►

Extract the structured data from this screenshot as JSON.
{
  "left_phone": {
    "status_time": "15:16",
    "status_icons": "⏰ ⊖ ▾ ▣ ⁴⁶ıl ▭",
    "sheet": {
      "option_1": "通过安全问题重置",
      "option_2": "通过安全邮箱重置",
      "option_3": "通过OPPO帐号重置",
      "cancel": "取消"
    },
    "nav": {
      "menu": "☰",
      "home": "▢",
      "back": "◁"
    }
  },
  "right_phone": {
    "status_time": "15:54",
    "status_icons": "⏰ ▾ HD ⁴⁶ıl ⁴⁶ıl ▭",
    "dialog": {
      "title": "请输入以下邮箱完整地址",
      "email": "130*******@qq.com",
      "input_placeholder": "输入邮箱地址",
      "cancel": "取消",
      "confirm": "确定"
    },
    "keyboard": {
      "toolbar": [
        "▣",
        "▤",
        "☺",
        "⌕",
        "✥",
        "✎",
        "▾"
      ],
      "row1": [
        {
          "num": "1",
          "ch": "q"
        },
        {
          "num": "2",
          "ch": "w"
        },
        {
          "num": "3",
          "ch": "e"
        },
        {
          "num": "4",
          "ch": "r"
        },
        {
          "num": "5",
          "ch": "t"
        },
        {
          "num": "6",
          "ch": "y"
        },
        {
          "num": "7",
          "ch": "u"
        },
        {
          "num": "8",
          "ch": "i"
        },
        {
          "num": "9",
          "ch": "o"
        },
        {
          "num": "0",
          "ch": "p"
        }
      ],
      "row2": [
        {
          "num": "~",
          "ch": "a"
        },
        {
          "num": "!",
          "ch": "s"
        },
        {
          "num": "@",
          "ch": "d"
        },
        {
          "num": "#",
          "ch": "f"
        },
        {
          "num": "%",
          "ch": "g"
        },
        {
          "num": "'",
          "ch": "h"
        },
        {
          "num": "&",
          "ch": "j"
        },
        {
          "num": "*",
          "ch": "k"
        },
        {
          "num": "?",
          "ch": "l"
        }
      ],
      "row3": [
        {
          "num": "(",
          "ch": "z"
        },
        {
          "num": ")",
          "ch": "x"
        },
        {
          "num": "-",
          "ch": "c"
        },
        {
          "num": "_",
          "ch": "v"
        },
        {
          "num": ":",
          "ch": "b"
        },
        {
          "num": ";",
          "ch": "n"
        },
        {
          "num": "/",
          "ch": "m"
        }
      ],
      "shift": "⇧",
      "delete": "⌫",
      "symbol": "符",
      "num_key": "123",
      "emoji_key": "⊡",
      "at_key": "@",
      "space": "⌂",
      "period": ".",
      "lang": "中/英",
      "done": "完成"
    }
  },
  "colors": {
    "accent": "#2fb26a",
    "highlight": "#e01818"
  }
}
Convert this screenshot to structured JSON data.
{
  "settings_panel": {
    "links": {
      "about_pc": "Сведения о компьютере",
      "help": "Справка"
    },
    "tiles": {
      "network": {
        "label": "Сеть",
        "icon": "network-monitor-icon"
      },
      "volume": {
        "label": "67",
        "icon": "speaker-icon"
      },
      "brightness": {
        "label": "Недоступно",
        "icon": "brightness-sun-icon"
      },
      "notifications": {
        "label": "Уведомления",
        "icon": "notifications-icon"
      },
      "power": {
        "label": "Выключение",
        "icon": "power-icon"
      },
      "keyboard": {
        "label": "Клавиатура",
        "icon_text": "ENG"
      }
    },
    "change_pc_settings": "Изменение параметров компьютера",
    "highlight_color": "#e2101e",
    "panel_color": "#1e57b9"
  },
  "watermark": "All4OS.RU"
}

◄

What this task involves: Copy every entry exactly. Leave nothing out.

Result below:
Extract the structured data from this screenshot as JSON.
{
  "left_phone": {
    "status_time": "15:16",
    "status_icons": "⏰ ⊖ ▾ ▣ ⁴⁶ıl ▭",
    "sheet": {
      "option_1": "通过安全问题重置",
      "option_2": "通过安全邮箱重置",
      "option_3": "通过OPPO帐号重置",
      "cancel": "取消"
    },
    "nav": {
      "menu": "☰",
      "home": "▢",
      "back": "◁"
    }
  },
  "right_phone": {
    "status_time": "15:54",
    "status_icons": "⏰ ▾ HD ⁴⁶ıl ⁴⁶ıl ▭",
    "dialog": {
      "title": "请输入以下邮箱完整地址",
      "email": "130*******@qq.com",
      "input_placeholder": "输入邮箱地址",
      "cancel": "取消",
      "confirm": "确定"
    },
    "keyboard": {
      "toolbar": [
        "▣",
        "▤",
        "☺",
        "⌕",
        "✥",
        "✎",
        "▾"
      ],
      "row1": [
        {
          "num": "1",
          "ch": "q"
        },
        {
          "num": "2",
          "ch": "w"
        },
        {
          "num": "3",
          "ch": "e"
        },
        {
          "num": "4",
          "ch": "r"
        },
        {
          "num": "5",
          "ch": "t"
        },
        {
          "num": "6",
          "ch": "y"
        },
        {
          "num": "7",
          "ch": "u"
        },
        {
          "num": "8",
          "ch": "i"
        },
        {
          "num": "9",
          "ch": "o"
        },
        {
          "num": "0",
          "ch": "p"
        }
      ],
      "row2": [
        {
          "num": "~",
          "ch": "a"
        },
        {
          "num": "!",
          "ch": "s"
        },
        {
          "num": "@",
          "ch": "d"
        },
        {
          "num": "#",
          "ch": "f"
        },
        {
          "num": "%",
          "ch": "g"
        },
        {
          "num": "'",
          "ch": "h"
        },
        {
          "num": "&",
          "ch": "j"
        },
        {
          "num": "*",
          "ch": "k"
        },
        {
          "num": "?",
          "ch": "l"
        }
      ],
      "row3": [
        {
          "num": "(",
          "ch": "z"
        },
        {
          "num": ")",
          "ch": "x"
        },
        {
          "num": "-",
          "ch": "c"
        },
        {
          "num": "_",
          "ch": "v"
        },
        {
          "num": ":",
          "ch": "b"
        },
        {
          "num": ";",
          "ch": "n"
        },
        {
          "num": "/",
          "ch": "m"
        }
      ],
      "shift": "⇧",
      "delete": "⌫",
      "symbol": "符",
      "num_key": "123",
      "emoji_key": "⊡",
      "at_key": "@",
      "space": "⌂",
      "period": ".",
      "lang": "中/英",
      "done": "完成"
    }
  },
  "colors": {
    "accent": "#2fb26a",
    "highlight": "#e01818"
  }
}
Convert this screenshot to structured JSON data.
{
  "settings_panel": {
    "links": {
      "about_pc": "Сведения о компьютере",
      "help": "Справка"
    },
    "tiles": {
      "network": {
        "label": "Сеть",
        "icon": "network-monitor-icon"
      },
      "volume": {
        "label": "67",
        "icon": "speaker-icon"
      },
      "brightness": {
        "label": "Недоступно",
        "icon": "brightness-sun-icon"
      },
      "notifications": {
        "label": "Уведомления",
        "icon": "notifications-icon"
      },
      "power": {
        "label": "Выключение",
        "icon": "power-icon"
      },
      "keyboard": {
        "label": "Клавиатура",
        "icon_text": "ENG"
      }
    },
    "change_pc_settings": "Изменение параметров компьютера",
    "highlight_color": "#e2101e",
    "panel_color": "#1e57b9"
  },
  "watermark": "All4OS.RU"
}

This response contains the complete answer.